This case discusses the relationship between torture and domestic abuse and addresses the relevancy of a victim's letter expressing her desire that the charges be dismissed.Facts and Issues on Appeal:
The defendant was convicted of first-degree home invasion, aggravated stalking and torture for charges that arose out of an incident at the victim's home where he grabbed her shirt and exposed her breast to his friends; took a knife from her kitchen and stated his intent to slash her tires; squeezed the victim's neck in a "choke hold" causing the victim to become light headed and collapse to the floor and holding a pillow against her face while telling someone on the telephone that he was going to kill the victim. When police arrived, they found the victim lying on the floor struggling to breathe. At trial, the defendant sought to admit as evidence a letter written by the victim to defense counsel indicating that she did not want to continue with the prosecution. The judge disallowed the letter as irrelevant. On appeal, the defendant argued that excluding the letter violated his right to present a defense because it showed the victim was lying about the charges. The defense argued that the letter showed the victim was not truthful because no victim who had actually suffered such harm would seek to drop the charges. The defendant also argued the evidence was insufficient to prove the crime of torture. The appellate court rejected the defendant's arguments, reasoning as follows:Ruling & Rationale:
The letter indicating that the victim did not want to continue the prosecution did not prove or disprove the victim's credibility. It did not indicate that the assault never occurred but rather, "indicate[s] that the victim believed that the personal costs of prosecuting defendant outweighed any personal benefit that she may receive from his prosecution." This evidence is not relevant because a "victim's individual view of the nature of criminal proceedings bears no relationship to her credibility as a witness." See People v Adams, 233 Mich App 652, 658; 592 NW2d 794 (1999) ("We are cognizant that all too often, the victims of domestic assault and abuse are fearful and reluctant to assist in the prosecution of their assailants . . . ."). Moreover, the letter made reference to a personal protection order, which "suggests that the victim still had reason to fear defendant". Thus, rather than undermining the victim's credibility, the letter provided evidence "consistent with the actual occurrence of the assault".

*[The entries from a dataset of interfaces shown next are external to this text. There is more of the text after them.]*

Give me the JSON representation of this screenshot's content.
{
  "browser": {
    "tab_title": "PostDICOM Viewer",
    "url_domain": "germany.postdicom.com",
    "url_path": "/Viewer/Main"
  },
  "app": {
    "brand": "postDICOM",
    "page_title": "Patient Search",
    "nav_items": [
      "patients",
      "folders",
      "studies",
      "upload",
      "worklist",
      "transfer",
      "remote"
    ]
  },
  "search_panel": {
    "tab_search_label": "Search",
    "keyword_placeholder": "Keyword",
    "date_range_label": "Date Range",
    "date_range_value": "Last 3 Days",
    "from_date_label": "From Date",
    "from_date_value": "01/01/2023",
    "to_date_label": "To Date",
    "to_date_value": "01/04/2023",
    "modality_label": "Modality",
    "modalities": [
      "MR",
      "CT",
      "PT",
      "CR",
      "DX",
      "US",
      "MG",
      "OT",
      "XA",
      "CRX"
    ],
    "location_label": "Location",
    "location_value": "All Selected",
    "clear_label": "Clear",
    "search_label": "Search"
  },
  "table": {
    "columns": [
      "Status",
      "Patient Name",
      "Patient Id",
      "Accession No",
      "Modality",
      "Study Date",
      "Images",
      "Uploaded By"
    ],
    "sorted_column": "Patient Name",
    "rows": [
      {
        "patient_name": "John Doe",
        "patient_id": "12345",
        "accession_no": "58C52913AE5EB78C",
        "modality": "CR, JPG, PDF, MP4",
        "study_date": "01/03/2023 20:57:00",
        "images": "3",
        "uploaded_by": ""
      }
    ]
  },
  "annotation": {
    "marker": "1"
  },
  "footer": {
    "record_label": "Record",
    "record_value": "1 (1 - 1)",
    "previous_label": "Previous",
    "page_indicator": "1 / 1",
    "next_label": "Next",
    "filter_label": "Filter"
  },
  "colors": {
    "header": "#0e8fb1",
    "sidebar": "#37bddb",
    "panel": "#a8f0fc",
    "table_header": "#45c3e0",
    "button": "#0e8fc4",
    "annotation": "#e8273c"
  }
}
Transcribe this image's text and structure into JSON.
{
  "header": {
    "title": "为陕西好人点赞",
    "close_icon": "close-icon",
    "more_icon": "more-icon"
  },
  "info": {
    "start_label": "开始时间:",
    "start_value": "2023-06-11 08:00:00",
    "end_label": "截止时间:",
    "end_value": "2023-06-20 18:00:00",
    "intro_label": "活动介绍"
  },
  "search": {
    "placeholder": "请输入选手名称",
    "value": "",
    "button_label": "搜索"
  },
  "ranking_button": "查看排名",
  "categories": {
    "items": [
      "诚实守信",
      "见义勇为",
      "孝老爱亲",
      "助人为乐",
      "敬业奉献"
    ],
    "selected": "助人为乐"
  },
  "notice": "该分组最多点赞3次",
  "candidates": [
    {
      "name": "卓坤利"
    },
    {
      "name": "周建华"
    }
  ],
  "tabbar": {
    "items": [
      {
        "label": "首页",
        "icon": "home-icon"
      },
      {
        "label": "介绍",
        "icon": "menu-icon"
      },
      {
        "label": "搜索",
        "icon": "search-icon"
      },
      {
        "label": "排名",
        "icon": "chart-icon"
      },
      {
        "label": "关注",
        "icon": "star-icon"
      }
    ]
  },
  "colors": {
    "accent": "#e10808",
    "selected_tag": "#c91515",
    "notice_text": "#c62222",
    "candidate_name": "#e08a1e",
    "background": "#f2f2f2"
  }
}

To prove torture under Michigan law, the prosecution must show that the defendant inflicted either "great bodily injury" or "severe mental pain or suffering" upon the victim. There was no evidence the victim suffered "great bodily injury" within the meaning of the torture statute. Specifically, she did not suffer a serious impairment of body function, and there was no evidence to suggest that she suffered "internal injury, poisoning, serious burns or scalding, severe cuts, or multiple puncture wounds". "In fact, two police officers testified that they did not notice any such physical injuries on the victim after the assault". However, torture is also established where there is proof of "severe mental pain or suffering" which is defined as: "a mental injury that results in a substantial alteration of mental functioning that is manifested in a visibly demonstrable manner caused by or resulting from any of the following": (i) The intentional infliction or threatened infliction of great bodily injury. (ii) The administration or application, or threatened administration or application, of mind-altering substances or other procedures calculated to disrupt the senses or the personality. (iii) The threat of imminent death. (iv) The threat that another person will imminently be subjected to death, great bodily injury, or the administration or application of mind-altering substances or other procedures calculated to disrupt the senses or personality.
In this case, the defendant grabbed the victim's shirt and exposed her breast to his friends, which embarrassed her. Defendant pushed her and threw her cellular telephone at her. Defendant grabbed her from behind around the neck and put her in a choke-hold. The victim became lightheaded, her knees buckled, and she fell to the floor. Defendant would not let her get up. Defendant then grabbed a pillow and held it down over the victim's face with his foot so that she could not breathe. As the victim was being suffocated, she could hear defendant on a telephone stating, "I'm going to kill this . . . bitch," "I ain't going to save her," and she "should be out of here" in 15 minutes. The victim testified that she thought she was going to die. When police arrived, the victim was having a "very difficult time breathing" and was gasping for air. The victim was "in tears." Evidence at trial illustrated that the victim had been hit in the mouth, suffered a black right eye, injured her neck, and had marks on her arm. According to the victim, she suffered emotionally because of the assault. She became scared and "didn't want [her] son to be out of [her] sight." She also sought spiritual assistance from her pastor to cope with the aftermath of the assault.
This evidence is sufficient to prove mental pain or suffering under Michigan's torture statute as the defendant's conduct resulted in a "substantial alteration of mental functioning that is manifested in a visibly demonstrable manner."
Submitted By: Megan Mitchell -- Law Student